- _Work order_
From the data that follows, copy every line holding the string "header".

═════ Given data

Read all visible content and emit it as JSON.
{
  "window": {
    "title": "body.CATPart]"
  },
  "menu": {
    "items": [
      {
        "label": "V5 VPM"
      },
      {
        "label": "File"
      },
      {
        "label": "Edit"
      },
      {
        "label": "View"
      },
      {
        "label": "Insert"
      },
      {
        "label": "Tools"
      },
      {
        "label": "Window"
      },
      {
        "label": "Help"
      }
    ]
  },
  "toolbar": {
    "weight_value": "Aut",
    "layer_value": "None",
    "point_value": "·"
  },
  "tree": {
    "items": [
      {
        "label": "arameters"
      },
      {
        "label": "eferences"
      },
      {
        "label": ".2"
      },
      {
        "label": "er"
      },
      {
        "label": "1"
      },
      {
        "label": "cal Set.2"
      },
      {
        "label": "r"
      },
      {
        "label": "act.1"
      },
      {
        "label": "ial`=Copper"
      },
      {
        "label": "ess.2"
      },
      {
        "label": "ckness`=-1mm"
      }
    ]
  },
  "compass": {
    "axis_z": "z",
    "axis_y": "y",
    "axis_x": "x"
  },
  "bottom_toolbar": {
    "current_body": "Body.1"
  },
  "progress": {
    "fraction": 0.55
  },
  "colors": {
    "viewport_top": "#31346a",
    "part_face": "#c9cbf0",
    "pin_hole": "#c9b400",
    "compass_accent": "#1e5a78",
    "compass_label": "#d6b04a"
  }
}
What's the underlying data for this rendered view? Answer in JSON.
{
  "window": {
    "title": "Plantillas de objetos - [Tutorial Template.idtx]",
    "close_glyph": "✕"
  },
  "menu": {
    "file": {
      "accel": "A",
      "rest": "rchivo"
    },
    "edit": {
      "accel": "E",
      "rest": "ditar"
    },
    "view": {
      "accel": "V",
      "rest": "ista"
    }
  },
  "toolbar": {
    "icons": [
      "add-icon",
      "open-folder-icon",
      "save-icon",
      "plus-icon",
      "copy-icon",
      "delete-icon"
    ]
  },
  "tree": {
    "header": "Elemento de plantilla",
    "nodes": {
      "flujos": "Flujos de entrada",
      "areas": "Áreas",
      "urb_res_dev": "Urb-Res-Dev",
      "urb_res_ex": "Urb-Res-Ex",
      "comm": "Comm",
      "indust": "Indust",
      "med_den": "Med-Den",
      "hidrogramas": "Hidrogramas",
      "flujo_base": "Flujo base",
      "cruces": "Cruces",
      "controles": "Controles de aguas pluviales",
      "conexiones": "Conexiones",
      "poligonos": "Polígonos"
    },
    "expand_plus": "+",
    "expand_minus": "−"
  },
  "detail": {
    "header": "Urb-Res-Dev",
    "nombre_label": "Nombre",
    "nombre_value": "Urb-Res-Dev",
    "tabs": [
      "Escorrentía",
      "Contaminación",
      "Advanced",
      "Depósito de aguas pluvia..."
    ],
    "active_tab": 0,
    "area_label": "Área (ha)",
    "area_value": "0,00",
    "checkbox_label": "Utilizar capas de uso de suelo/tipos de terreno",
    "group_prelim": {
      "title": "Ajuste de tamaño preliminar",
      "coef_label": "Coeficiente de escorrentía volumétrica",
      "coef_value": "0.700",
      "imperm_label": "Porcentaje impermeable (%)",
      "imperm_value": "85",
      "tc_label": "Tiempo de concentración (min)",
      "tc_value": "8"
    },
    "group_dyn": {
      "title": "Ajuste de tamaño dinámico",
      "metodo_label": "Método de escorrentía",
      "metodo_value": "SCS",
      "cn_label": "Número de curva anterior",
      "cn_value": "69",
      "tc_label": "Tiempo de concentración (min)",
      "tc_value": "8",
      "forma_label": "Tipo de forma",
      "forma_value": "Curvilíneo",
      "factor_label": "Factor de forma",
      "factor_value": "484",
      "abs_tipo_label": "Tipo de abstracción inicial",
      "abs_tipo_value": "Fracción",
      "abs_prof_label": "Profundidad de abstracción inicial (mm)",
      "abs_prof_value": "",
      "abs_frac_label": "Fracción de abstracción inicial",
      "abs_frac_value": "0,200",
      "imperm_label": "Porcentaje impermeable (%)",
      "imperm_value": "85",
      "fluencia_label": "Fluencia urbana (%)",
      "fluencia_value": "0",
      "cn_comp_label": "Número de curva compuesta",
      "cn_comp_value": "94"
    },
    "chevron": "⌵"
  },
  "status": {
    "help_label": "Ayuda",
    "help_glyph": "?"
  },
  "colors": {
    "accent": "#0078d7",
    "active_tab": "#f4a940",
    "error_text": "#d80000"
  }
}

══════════

- _Exercise answer_
    "header": "Elemento de plantilla",
    "header": "Urb-Res-Dev",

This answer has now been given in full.